It was Ernest Hemingway who defined courage as “grace under pressure.” And Zelenskyy has shown it. In the face of personal danger, he is matter-of-fact, with a hint of sly humour.

Here was a leader with boots and body on the ground; not a smirking technocrat speaking from lavish surroundings in the Kremlin.

“Our strength is truth,” Zelenskyy said. Four words.

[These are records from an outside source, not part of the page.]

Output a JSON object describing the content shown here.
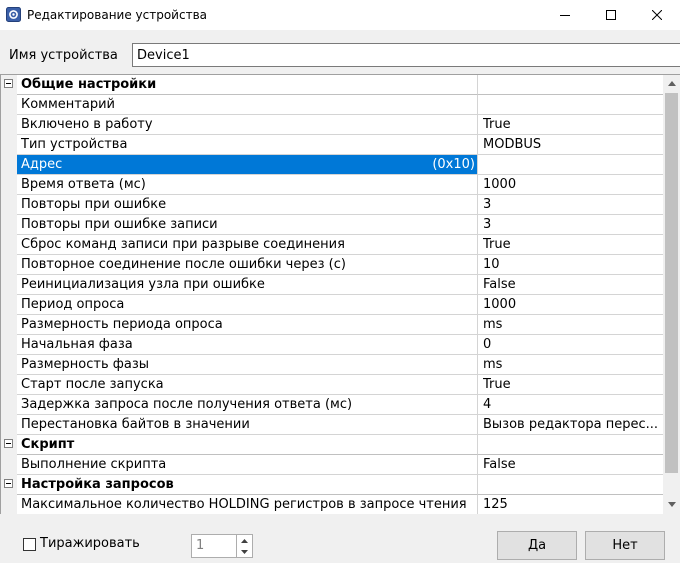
{
  "window": {
    "title": "Редактирование устройства",
    "minimize_icon": "minimize-icon",
    "maximize_icon": "maximize-icon",
    "close_icon": "close-icon"
  },
  "device": {
    "label": "Имя устройства",
    "value": "Device1"
  },
  "grid": {
    "rows": [
      {
        "type": "category",
        "name": "Общие настройки",
        "value": ""
      },
      {
        "type": "prop",
        "name": "Комментарий",
        "value": ""
      },
      {
        "type": "prop",
        "name": "Включено в работу",
        "value": "True"
      },
      {
        "type": "prop",
        "name": "Тип устройства",
        "value": "MODBUS"
      },
      {
        "type": "prop",
        "name": "Адрес",
        "value": "16",
        "hint": "(0x10)",
        "selected": true
      },
      {
        "type": "prop",
        "name": "Время ответа (мс)",
        "value": "1000"
      },
      {
        "type": "prop",
        "name": "Повторы при ошибке",
        "value": "3"
      },
      {
        "type": "prop",
        "name": "Повторы при ошибке записи",
        "value": "3"
      },
      {
        "type": "prop",
        "name": "Сброс команд записи при разрыве соединения",
        "value": "True"
      },
      {
        "type": "prop",
        "name": "Повторное соединение после ошибки через (с)",
        "value": "10"
      },
      {
        "type": "prop",
        "name": "Реинициализация узла при ошибке",
        "value": "False"
      },
      {
        "type": "prop",
        "name": "Период опроса",
        "value": "1000"
      },
      {
        "type": "prop",
        "name": "Размерность периода опроса",
        "value": "ms"
      },
      {
        "type": "prop",
        "name": "Начальная фаза",
        "value": "0"
      },
      {
        "type": "prop",
        "name": "Размерность фазы",
        "value": "ms"
      },
      {
        "type": "prop",
        "name": "Старт после запуска",
        "value": "True"
      },
      {
        "type": "prop",
        "name": "Задержка запроса после получения ответа (мс)",
        "value": "4"
      },
      {
        "type": "prop",
        "name": "Перестановка байтов в значении",
        "value": "Вызов редактора перес..."
      },
      {
        "type": "category",
        "name": "Скрипт",
        "value": ""
      },
      {
        "type": "prop",
        "name": "Выполнение скрипта",
        "value": "False"
      },
      {
        "type": "category",
        "name": "Настройка запросов",
        "value": ""
      },
      {
        "type": "prop",
        "name": "Максимальное количество HOLDING регистров в запросе чтения",
        "value": "125"
      }
    ]
  },
  "footer": {
    "replicate_label": "Тиражировать",
    "replicate_checked": false,
    "count_value": "1",
    "ok_label": "Да",
    "cancel_label": "Нет"
  }
}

With the power of clarity, conscience, commitment.

His methods of communication have been as modern and perfectly rendered as his rise to his country’s presidency was unlikely.

Zelenskyy swept to power in April 2019 as a kind of Ukrainian everyman, promising to end corruption in his country and make peace with Russia.

He had entered politics from his place in a troupe of satirists who gave voice to his country’s frustration with the turbulent transition out of the former Soviet Union almost two decades earlier.

It might be, as Shakespeare wrote, that some are born great, some achieve greatness, “and others have greatness thrust upon them.”

Zelenskyy, 44, who grew up in a Jewish family, finds himself confronted with the most existential challenge any leader can face, and he is meeting it with greatness.

As an entertainer, he had studied political communication in order to mock it. “Politics is like bad cinema,” he once said.

Now, he uses that same understanding — of carriage and facial expression, cast of eye, intonation of voice — in his new occupation.

His messages in recent hours have been targeted to social media. His selfies are relatable to almost everyone on the planet who has ever made their own. His words have been a master-class in the power of the succinct to be unforgettable.

In modern history, the ideal of wartime rhetoric from underdogs — a message made from short words and simple phrases now cemented in history books — came from Churchill.

“We shall fight on the beaches, we shall fight on the landing grounds, we shall fight in the fields and in the streets, we shall fight in the hills; we shall never surrender.”

The commitment to standing one’s ground was probably best put by the late Queen Mother in the early years of World War II.

“The children won’t go without me. I won’t leave without the King. And the King will never leave.”

Zelenskyy stays in Ukraine. So, too, his architect wife, teenage daughter and nine-year-old son. By that decision, he repeats the promise: We are here.

In 2019, Donald Trump, through his shabby attempts to coerce the new Ukrainian leader into digging up dirt on political rivals, made Volodymyr Zelenskyy a name known around the world.

Three years on, Vladimir Putin, through his megalomania and inhumanity, has made Zelenskyy a hero for the ages.

Jim Coyle is a journalism instructor at Humber College and a former columnist at Torstar.